EXERCISE REQUIREMENTS: Which lines in the records below contain the word "pair"? Copy each one.

Segment Start: LISTED RECORDS

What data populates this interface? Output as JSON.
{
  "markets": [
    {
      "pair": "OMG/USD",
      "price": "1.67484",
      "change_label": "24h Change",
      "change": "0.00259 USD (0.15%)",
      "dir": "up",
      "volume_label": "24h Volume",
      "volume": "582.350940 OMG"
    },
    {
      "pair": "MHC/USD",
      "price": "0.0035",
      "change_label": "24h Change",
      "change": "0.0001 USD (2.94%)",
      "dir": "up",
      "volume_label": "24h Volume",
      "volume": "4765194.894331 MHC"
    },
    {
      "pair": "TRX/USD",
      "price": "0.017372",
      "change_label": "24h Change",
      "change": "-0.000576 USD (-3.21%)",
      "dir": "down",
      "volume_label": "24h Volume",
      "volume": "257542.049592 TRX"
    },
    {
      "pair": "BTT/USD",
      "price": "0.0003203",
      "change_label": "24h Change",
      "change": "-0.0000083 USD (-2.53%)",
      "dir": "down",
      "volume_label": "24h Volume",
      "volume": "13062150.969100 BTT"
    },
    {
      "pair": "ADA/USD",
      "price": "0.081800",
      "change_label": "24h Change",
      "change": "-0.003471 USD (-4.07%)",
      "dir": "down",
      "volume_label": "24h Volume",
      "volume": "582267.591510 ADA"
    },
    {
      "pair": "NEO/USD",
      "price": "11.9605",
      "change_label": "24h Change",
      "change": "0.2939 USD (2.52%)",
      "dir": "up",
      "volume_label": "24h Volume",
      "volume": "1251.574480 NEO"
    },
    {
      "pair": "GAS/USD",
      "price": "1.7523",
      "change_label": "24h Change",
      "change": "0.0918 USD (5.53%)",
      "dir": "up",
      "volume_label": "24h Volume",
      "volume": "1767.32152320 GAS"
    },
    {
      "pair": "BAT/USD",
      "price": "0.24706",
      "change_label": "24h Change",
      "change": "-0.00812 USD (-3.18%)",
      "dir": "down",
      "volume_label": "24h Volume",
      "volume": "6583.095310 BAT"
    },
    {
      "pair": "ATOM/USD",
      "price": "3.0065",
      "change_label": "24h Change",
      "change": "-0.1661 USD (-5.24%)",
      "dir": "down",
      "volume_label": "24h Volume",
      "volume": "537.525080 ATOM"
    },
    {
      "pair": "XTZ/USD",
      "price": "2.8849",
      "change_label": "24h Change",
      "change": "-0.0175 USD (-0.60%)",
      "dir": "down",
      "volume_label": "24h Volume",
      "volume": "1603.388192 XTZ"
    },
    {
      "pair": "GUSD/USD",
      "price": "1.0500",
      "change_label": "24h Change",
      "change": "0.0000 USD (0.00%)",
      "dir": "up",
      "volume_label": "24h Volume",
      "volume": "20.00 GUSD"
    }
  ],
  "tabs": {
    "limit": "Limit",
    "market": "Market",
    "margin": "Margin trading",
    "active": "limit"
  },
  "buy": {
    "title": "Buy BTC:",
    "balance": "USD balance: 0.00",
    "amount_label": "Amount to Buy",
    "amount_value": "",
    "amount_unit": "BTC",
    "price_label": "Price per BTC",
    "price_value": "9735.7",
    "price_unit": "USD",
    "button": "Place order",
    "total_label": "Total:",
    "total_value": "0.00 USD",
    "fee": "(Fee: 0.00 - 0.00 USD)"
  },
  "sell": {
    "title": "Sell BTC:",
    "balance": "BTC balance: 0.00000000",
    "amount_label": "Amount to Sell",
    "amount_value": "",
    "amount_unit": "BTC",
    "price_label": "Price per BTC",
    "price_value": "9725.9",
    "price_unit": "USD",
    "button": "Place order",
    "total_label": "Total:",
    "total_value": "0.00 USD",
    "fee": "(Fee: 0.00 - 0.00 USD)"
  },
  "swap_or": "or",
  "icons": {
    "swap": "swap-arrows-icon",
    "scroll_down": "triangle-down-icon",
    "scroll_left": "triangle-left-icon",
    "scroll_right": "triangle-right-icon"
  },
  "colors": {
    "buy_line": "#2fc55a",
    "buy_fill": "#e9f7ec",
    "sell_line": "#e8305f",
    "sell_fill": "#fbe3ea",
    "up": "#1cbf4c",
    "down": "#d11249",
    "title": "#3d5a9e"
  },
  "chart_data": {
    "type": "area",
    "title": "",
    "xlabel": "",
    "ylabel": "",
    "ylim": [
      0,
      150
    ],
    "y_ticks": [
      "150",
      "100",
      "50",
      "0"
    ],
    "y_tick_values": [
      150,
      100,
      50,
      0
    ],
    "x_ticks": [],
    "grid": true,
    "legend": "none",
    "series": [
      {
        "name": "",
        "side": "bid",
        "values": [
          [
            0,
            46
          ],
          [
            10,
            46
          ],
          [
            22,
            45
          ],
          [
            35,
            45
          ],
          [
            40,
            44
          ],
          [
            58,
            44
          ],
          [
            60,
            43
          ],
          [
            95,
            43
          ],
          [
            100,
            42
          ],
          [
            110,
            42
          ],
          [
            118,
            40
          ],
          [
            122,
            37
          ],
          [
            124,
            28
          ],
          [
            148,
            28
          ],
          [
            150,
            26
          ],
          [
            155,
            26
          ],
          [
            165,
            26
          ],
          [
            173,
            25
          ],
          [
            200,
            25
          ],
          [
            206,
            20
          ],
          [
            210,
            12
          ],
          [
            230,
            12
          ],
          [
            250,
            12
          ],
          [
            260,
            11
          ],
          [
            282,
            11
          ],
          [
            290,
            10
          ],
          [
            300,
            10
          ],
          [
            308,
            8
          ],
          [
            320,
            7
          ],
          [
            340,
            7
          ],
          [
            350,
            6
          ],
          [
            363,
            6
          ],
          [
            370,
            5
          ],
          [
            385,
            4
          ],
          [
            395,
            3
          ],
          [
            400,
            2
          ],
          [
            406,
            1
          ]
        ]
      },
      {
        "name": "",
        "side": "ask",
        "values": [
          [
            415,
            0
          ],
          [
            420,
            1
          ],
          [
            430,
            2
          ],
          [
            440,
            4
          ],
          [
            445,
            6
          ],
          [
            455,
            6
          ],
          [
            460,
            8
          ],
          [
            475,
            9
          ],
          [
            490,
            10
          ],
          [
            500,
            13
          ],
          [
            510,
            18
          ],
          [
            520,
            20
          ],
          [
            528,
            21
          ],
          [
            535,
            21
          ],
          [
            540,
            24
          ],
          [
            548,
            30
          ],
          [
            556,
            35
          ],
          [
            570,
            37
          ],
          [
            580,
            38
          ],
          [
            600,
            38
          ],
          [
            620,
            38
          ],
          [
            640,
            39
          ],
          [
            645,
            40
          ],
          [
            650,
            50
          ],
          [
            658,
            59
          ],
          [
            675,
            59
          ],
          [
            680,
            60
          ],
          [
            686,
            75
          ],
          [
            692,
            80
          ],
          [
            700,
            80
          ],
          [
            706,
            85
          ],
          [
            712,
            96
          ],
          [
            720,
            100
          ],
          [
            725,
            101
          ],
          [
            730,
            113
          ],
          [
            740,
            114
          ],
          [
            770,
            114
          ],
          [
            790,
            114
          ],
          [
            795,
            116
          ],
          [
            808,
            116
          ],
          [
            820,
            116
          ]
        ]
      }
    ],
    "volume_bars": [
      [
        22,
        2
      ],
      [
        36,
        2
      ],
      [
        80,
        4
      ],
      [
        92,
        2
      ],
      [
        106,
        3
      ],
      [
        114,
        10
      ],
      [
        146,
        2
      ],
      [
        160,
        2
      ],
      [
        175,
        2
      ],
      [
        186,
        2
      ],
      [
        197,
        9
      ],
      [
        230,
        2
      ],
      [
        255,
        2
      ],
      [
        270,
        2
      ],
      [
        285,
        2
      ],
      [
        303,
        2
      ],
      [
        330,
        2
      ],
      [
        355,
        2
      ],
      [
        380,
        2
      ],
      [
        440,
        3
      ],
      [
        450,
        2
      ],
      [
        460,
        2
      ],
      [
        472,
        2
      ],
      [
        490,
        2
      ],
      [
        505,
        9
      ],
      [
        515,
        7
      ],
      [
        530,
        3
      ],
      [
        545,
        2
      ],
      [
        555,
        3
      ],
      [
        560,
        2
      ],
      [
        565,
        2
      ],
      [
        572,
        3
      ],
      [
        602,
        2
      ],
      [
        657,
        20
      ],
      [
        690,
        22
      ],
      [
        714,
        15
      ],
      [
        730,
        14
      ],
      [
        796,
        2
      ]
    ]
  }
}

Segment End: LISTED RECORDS

TASK RESULT:
      "pair": "OMG/USD",
      "pair": "MHC/USD",
      "pair": "TRX/USD",
      "pair": "BTT/USD",
      "pair": "ADA/USD",
      "pair": "NEO/USD",
      "pair": "GAS/USD",
      "pair": "BAT/USD",
      "pair": "ATOM/USD",
      "pair": "XTZ/USD",
      "pair": "GUSD/USD",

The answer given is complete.